Casino Operator Olympia Gaming Hit By Cybersecurity Breach

Erik Gibbs

cyber hacker

Olympia Gaming, the Nevada-based casino operator behind Legends Bay in Sparks and Casino Fandango in Carson City, has become one of the latest victims of a cybersecurity breach. Local NBC affiliate KRNV disclosed this week that certain systems within its operations were compromised, though the full extent of the attack remains unclear.

Olympia Gaming said that it has acted to contain the breach and prevent further damage and that it has implemented immediate measures to secure its systems. However, specific details about the scope of the attack and the potential data affected have not been disclosed.

To navigate this complex situation, Olympia Gaming is collaborating with national external cybersecurity specialists. These experts, which Olympia didn’t name, are tasked with identifying the perpetrators and assessing the overall impact of the cyberattack.

This incident at Olympia Gaming is part of a troubling trend of cyberattacks targeting casino operators. Notably, MGM Resorts and Caesars Entertainment are two of the more recent victims of similar breaches.

The infamous hacker group Scattered Spider is allegedly behind these high-profile attacks. It has claimed attacks on more than 45 U.S.-based companies, allegedly receiving millions of dollars in payouts.

Scattered Spider leader nabbed

This week, significant progress was made in the investigation into Scattered Spider’s activities. A 22-year-old alleged leader from the U.K., who authorities have not identified publicly, was apprehended in Spain.

Authorities captured him at Palma de Mallorca airport as he was about to board a flight to Italy, acting on a tip-off from the FBI. There are possibilities that this individual could face extradition to the U.S. to stand trial for his alleged crimes.

The crackdown on Scattered Spider began earlier this year. In January, 19-year-old Noah Michael Urban, another suspected member of the group, was arrested. It isn’t clear if he may have given up information that led to the arrest of the ringleader.

It’s believed that the individual could have had access to over $27 million in cryptocurrency, although that was only a portion of what Scattered Spider may have collected over the course of its activities. MGM didn’t pay a ransom; however, Caesars, after initial denials, ultimately admitted that it handed over $15 million.
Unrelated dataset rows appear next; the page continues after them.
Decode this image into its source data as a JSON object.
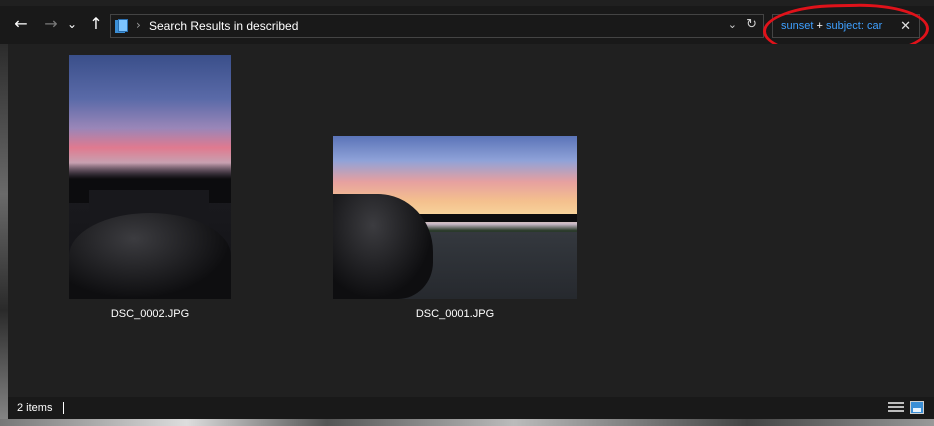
{
  "navbar": {
    "back_icon": "arrow-left-icon",
    "forward_icon": "arrow-right-icon",
    "recent_icon": "chevron-down-icon",
    "up_icon": "arrow-up-icon",
    "back_glyph": "←",
    "forward_glyph": "→",
    "recent_glyph": "⌄",
    "up_glyph": "↑"
  },
  "address_bar": {
    "folder_icon": "search-results-folder-icon",
    "separator": "›",
    "location": "Search Results in described",
    "dropdown_glyph": "⌄",
    "refresh_glyph": "↻"
  },
  "search": {
    "term1": "sunset",
    "operator": "+",
    "term2": "subject: car",
    "clear_glyph": "✕",
    "term_color": "#3fa0ff",
    "highlight_color": "#e0121a"
  },
  "files": [
    {
      "name": "DSC_0002.JPG",
      "orientation": "portrait"
    },
    {
      "name": "DSC_0001.JPG",
      "orientation": "landscape"
    }
  ],
  "status": {
    "item_count": "2 items"
  }
}
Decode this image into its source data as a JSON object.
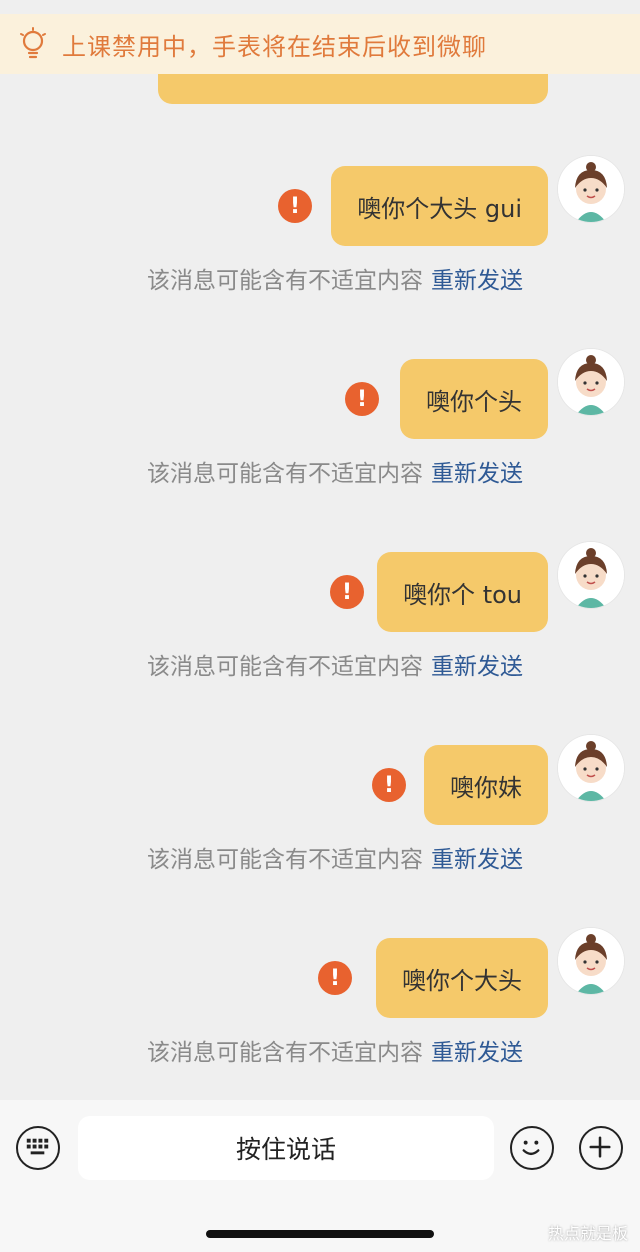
{
  "banner": {
    "icon": "lightbulb-icon",
    "text": "上课禁用中，手表将在结束后收到微聊"
  },
  "messages": [
    {
      "text": "噢你个大头 gui",
      "warning_icon": "warning-icon",
      "notice": "该消息可能含有不适宜内容",
      "resend": "重新发送"
    },
    {
      "text": "噢你个头",
      "warning_icon": "warning-icon",
      "notice": "该消息可能含有不适宜内容",
      "resend": "重新发送"
    },
    {
      "text": "噢你个 tou",
      "warning_icon": "warning-icon",
      "notice": "该消息可能含有不适宜内容",
      "resend": "重新发送"
    },
    {
      "text": "噢你妹",
      "warning_icon": "warning-icon",
      "notice": "该消息可能含有不适宜内容",
      "resend": "重新发送"
    },
    {
      "text": "噢你个大头",
      "warning_icon": "warning-icon",
      "notice": "该消息可能含有不适宜内容",
      "resend": "重新发送"
    }
  ],
  "input": {
    "voice_label": "按住说话"
  },
  "watermark": "热点就是板",
  "colors": {
    "bubble": "#f5c96a",
    "warning": "#e8622f",
    "resend": "#2f5a95",
    "banner_text": "#e07a3c"
  }
}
The arrest of the two individuals may hinder Scattered Spider’s capabilities, but probably not for long. Cybersecurity expert and ReliaQuest Senior VP of Security Operations Michael McPherson recently warned, “While this uncertainty persists, the group’s activities will likely result in a short-term reduction in their output. However, if the international law enforcement is unable to sustain this pressure on the group by conducting follow-on arrests it is likely that the group will view the arrest merely as a speed bump and either move forward under new leadership or restart their operations.”

MGM battles the FTC

The attack on MGM Resorts has also drawn significant regulatory scrutiny. The Federal Trade Commission (FTC) has launched an investigation to determine whether MGM took sufficient measures to protect its customers’ personal information and ensure the security of its systems.

However, MGM’s response to this investigation has been less than cooperative. Now, the FTC has filed a request through federal court to compel MGM to comply with its Civil Investigative Demand (CID). The CID is a legal mechanism that allows the FTC to gather necessary information during its investigations.

By filing a petition, the FTC is asking a judge to mandate that MGM provide the requested documents and details concerning the cyberattack. MGM has been unyielding in its resistance to the FTC’s efforts, going so far as to sue the FTC to try to stop its investigation. The company has argued that the agency has no jurisdiction in the matter since it is not a financial institution.